Aim of the task -
Nothing in the data may be omitted; output it all verbatim.

Excerpted data -

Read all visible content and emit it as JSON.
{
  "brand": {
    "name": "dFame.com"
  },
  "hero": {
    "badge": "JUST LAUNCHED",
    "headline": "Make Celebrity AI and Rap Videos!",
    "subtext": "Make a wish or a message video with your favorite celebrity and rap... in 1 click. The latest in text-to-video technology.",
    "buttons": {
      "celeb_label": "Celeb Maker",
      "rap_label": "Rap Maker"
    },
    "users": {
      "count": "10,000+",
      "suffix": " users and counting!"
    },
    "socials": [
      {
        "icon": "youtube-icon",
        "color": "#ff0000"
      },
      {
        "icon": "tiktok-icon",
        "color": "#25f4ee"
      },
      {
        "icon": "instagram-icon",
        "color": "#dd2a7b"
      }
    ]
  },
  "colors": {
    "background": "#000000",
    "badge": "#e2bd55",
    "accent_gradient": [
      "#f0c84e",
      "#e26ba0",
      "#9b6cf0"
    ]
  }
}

Solution for this problem -
Read all visible content and emit it as JSON.
{
  "brand": {
    "name": "dFame.com"
  },
  "hero": {
    "badge": "JUST LAUNCHED",
    "headline": "Make Celebrity AI and Rap Videos!",
    "subtext": "Make a wish or a message video with your favorite celebrity and rap... in 1 click. The latest in text-to-video technology.",
    "buttons": {
      "celeb_label": "Celeb Maker",
      "rap_label": "Rap Maker"
    },
    "users": {
      "count": "10,000+",
      "suffix": " users and counting!"
    },
    "socials": [
      {
        "icon": "youtube-icon",
        "color": "#ff0000"
      },
      {
        "icon": "tiktok-icon",
        "color": "#25f4ee"
      },
      {
        "icon": "instagram-icon",
        "color": "#dd2a7b"
      }
    ]
  },
  "colors": {
    "background": "#000000",
    "badge": "#e2bd55",
    "accent_gradient": [
      "#f0c84e",
      "#e26ba0",
      "#9b6cf0"
    ]
  }
}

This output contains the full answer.